Better Essays [preview]
Essay about Use of Allegories in A New England Nun - Use of Allegories in A New England Nun    In "A New England Nun", Mary E. Wilkins Freeman depicts the life of the classic New England spinster. The image of a spinster is of an old maid; a woman never married waiting for a man. The woman waiting to be married is restricted in her life. She does chores and receives education to make her more desirable as a wife.          This leads to the allegories used in this short story. The protagonist life paralleled both of her pets' lives, her dog Caesar's and that of her little yellow canary....   [tags: New England Nun Essays] 1725 words
(4.9 pages)
Strong Essays [preview]

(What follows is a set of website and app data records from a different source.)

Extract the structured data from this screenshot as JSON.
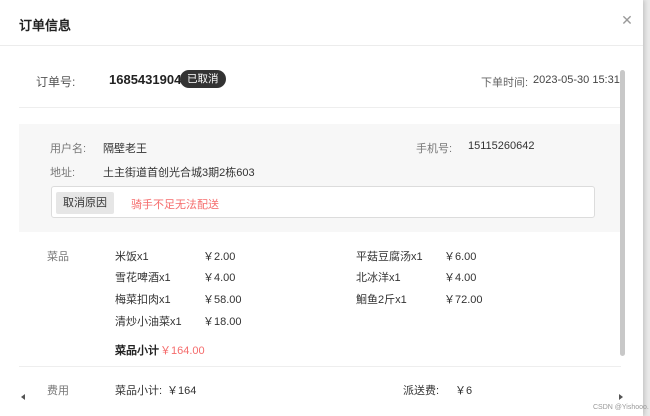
{
  "dialog": {
    "title": "订单信息",
    "close_icon": "close-icon"
  },
  "order": {
    "number_label": "订单号:",
    "number": "1685431904082",
    "status": "已取消",
    "time_label": "下单时间:",
    "time": "2023-05-30 15:31"
  },
  "user": {
    "name_label": "用户名:",
    "name": "隔壁老王",
    "phone_label": "手机号:",
    "phone": "15115260642",
    "address_label": "地址:",
    "address": "土主街道首创光合城3期2栋603"
  },
  "cancel": {
    "reason_tag": "取消原因",
    "reason": "骑手不足无法配送"
  },
  "dishes": {
    "label": "菜品",
    "left": [
      {
        "name": "米饭x1",
        "price": "￥2.00"
      },
      {
        "name": "雪花啤酒x1",
        "price": "￥4.00"
      },
      {
        "name": "梅菜扣肉x1",
        "price": "￥58.00"
      },
      {
        "name": "清炒小油菜x1",
        "price": "￥18.00"
      }
    ],
    "right": [
      {
        "name": "平菇豆腐汤x1",
        "price": "￥6.00"
      },
      {
        "name": "北冰洋x1",
        "price": "￥4.00"
      },
      {
        "name": "鮰鱼2斤x1",
        "price": "￥72.00"
      }
    ],
    "subtotal_label": "菜品小计",
    "subtotal": "￥164.00"
  },
  "fees": {
    "label": "费用",
    "subtotal_label": "菜品小计:",
    "subtotal": "￥164",
    "delivery_label": "派送费:",
    "delivery": "￥6"
  },
  "watermark": "CSDN @Yishooo.",
  "colors": {
    "accent_red": "#f56c6c",
    "badge_bg": "#333333"
  }
}
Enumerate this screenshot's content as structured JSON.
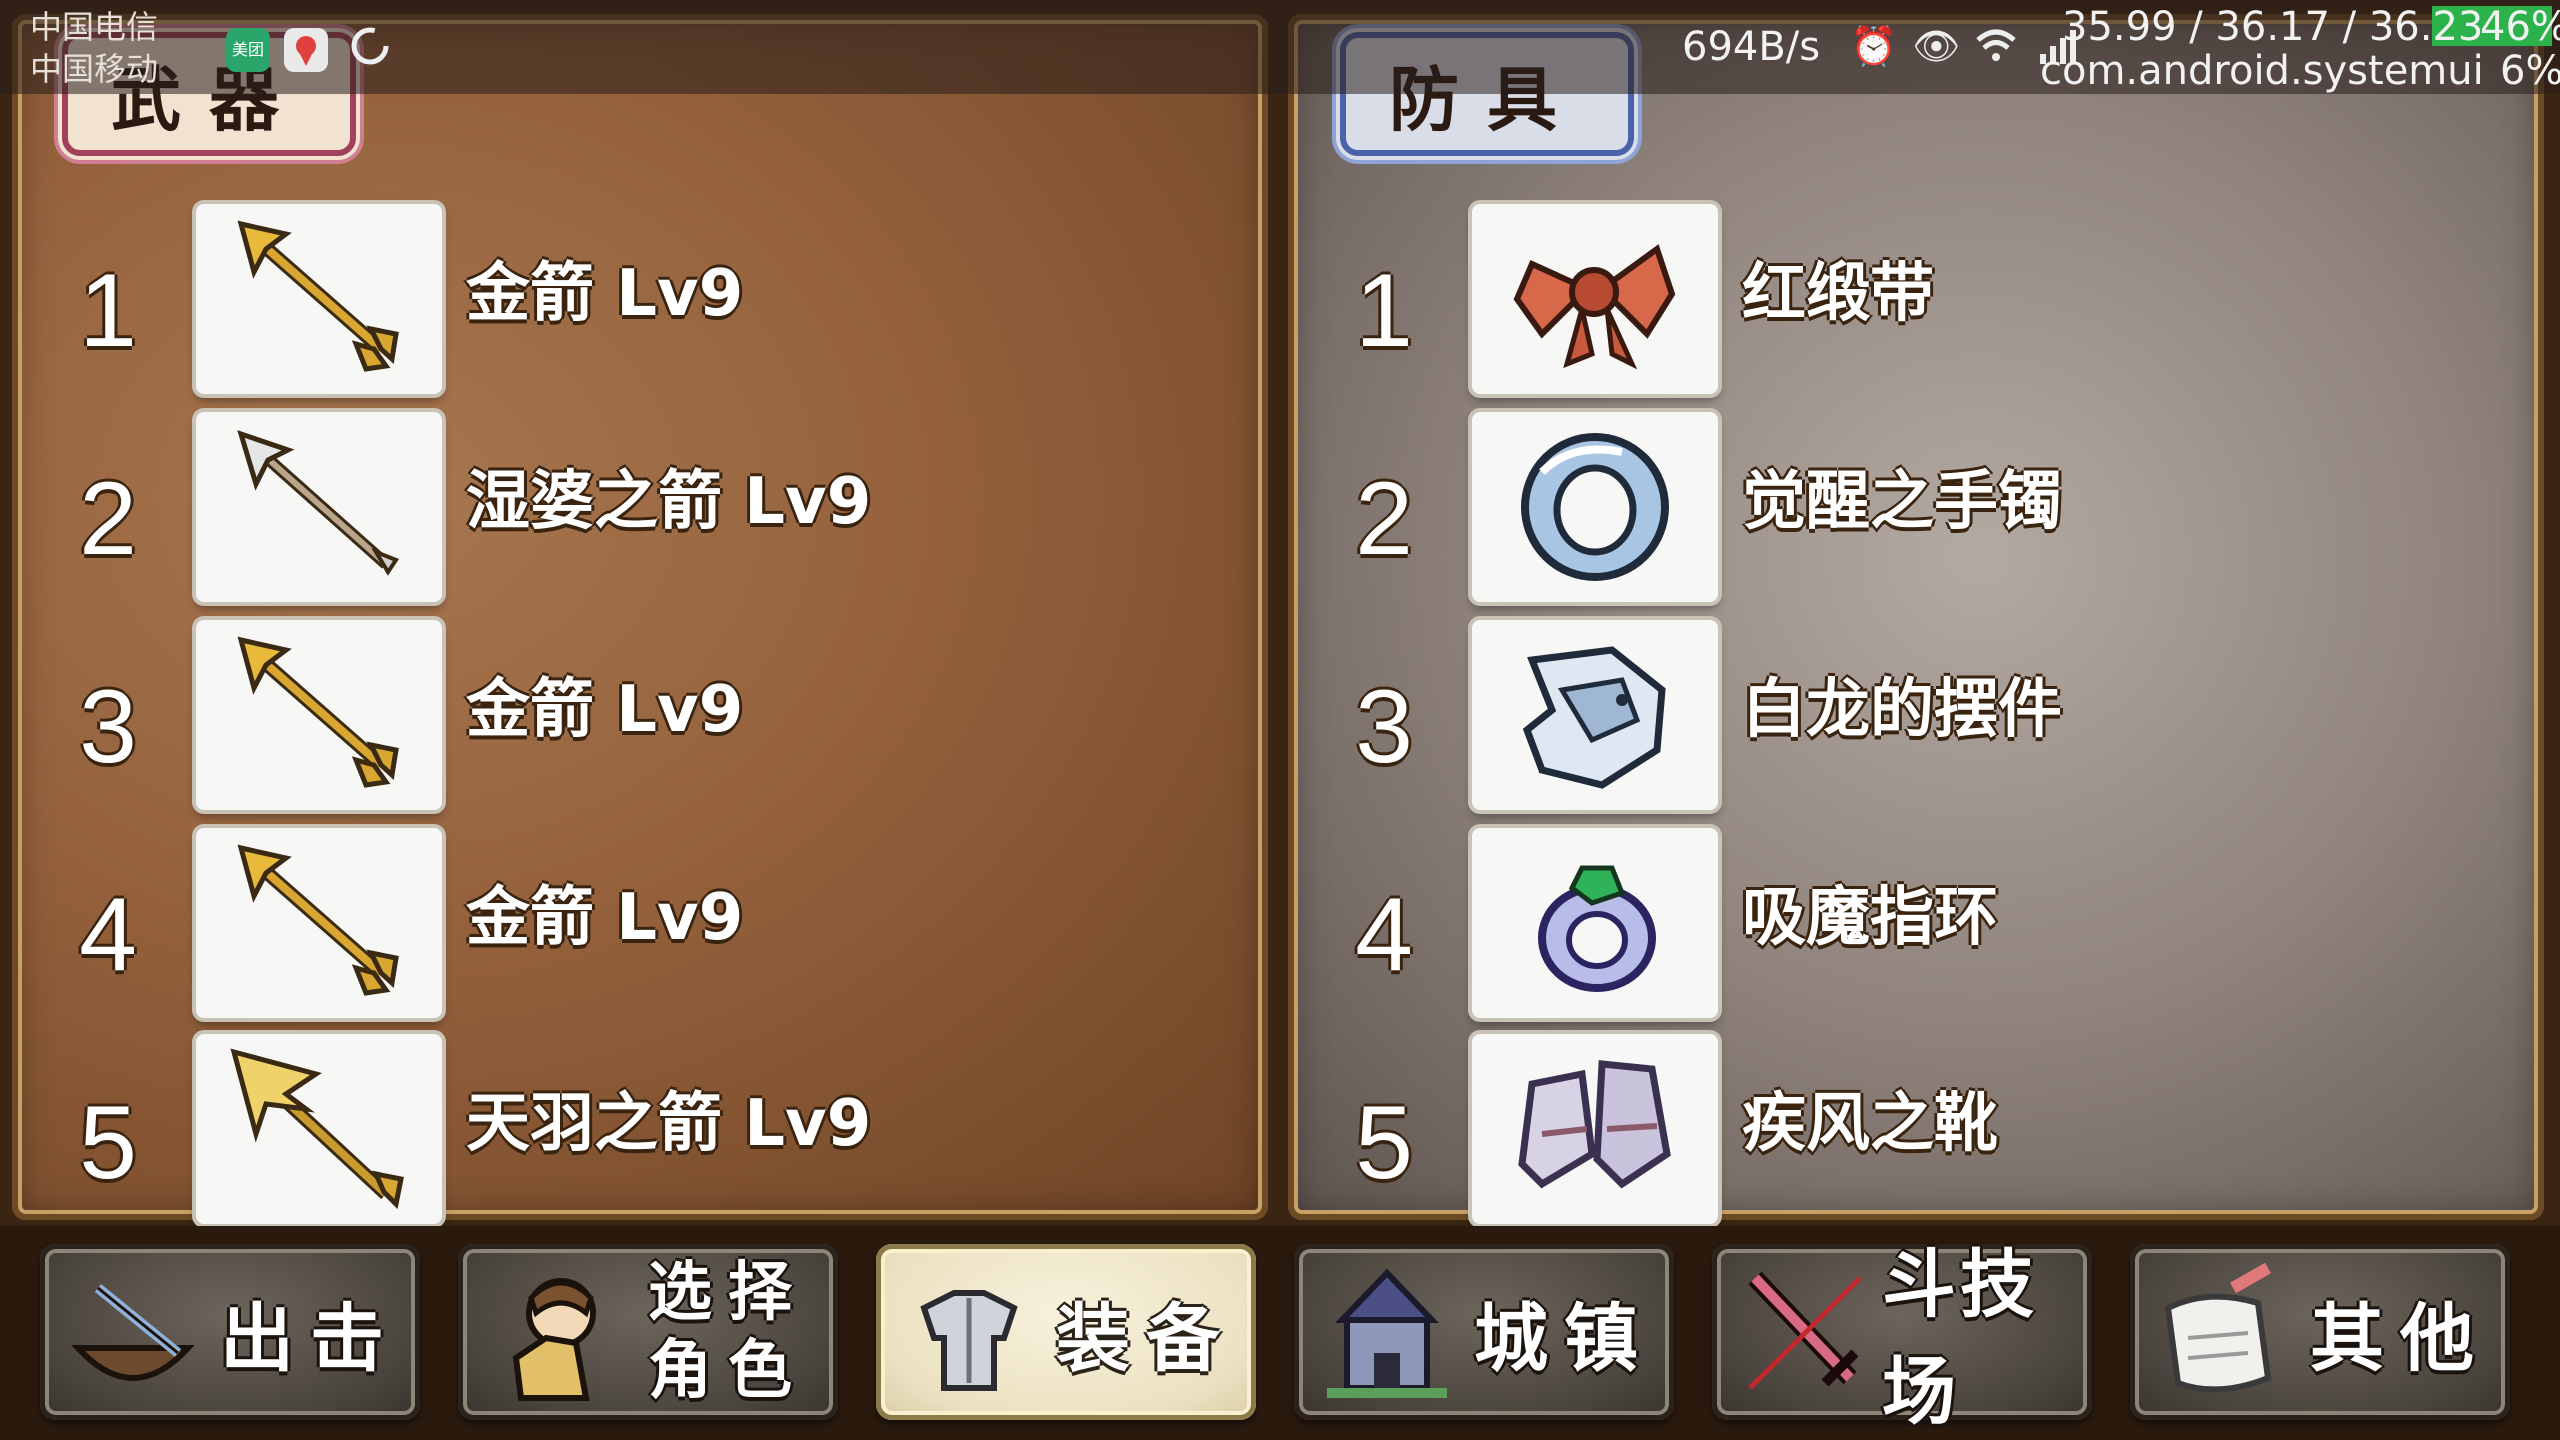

A Fever in Salem: A New Interpretation of the New England Witch Trials Essay examples - The author of this book has proposed an intriguing hypothesis regarding the seventeenth-century witchcraft trials in Salem, Massachusetts. Laurie Winn Carlson argues that accusations of witchcraft were linked to an epidemic of encephalitis and that it was a specific form of this disease, encephalitis lethargica, that accounts for the symptoms suffered by the afflicted, those who accused their neighbors of bewitching them. Though this interpretation of the Salem episode is fascinating, the book itself is extremely problematic, fraught with historical errors, inconsistencies, contradictions, conjecture, and a very selective use of the evidence....   [tags: New England Witch Trials] 685 words
(2 pages)
Good Essays [preview]
Essay about Catharine Maria Sedgwick’s A New-England Tale and Hope Leslie - Catharine Maria Sedgwick’s A New-England Tale and Hope Leslie - Opening Doors for Women Limited opportunities for women to share their opinions publicly throughout the Nineteenth century caused an abundance of females to communicate their ideas through writing. Catharine Maria Sedgwick was among the first of American authors to publish historical and other fiction. Much of her work deals with the role of white women in society, especially involving the Cult of Domesticity or True Womanhood....   [tags: New England Tale Essays]
:: 6 Works Cited
3303 words
(9.4 pages)
Powerful Essays [preview]
Jane Elton's Identity Conflict in Catherine Maria Sedgwick’s A New England Tale - Jane Elton's Identity Conflict in Catherine Maria Sedgwick’s A New England Tale In her article “‘But is it any good?’: Evaluating Nineteenth-Century American Women’s Fiction,” Susan Harris provides methods and criteria for examining Women’s Fiction in what she calls “process analysis” (45). To apply Harris’ guidelines to Catherine Maria Sedgwick’s A New England Tale, I must first “acknowledge the ideological basis of [my] endeavor” (45) as a feminist/equalitist critique of the text. Furthermore, I identify the three-fold approach that Harris describes as historical, in distinguishing early nineteenth-century from mid- to late-century attitudes, rhetorical, in labeling Sedgwick’s communicat...   [tags: New England Tale Essays]
:: 2 Works Cited
2005 words
(5.7 pages)
Term Papers [preview]
Essay about Life Alone in Mary E. Wilkins Freeman's A New England Nun - Life Alone in Mary E. Wilkins Freeman's A New England Nun It is hard to imagine a life in American society without first picturing marriage in a church, white picket fences, and babies. Life alone for those who turn from marriage and children can be seen as a promise of loneliness. Yet choosing not to get married or to have children does not mean unhappiness. In the words of Anne Morrow Lindbergh: “There is a quality to being alone that is incredibly precious. Life rushes back into the void, richer, more vivid, fuller than before” (qtd....   [tags: Mary wilkins freeman New England Nun Essays] 1478 words
(4.2 pages)
Strong Essays [preview]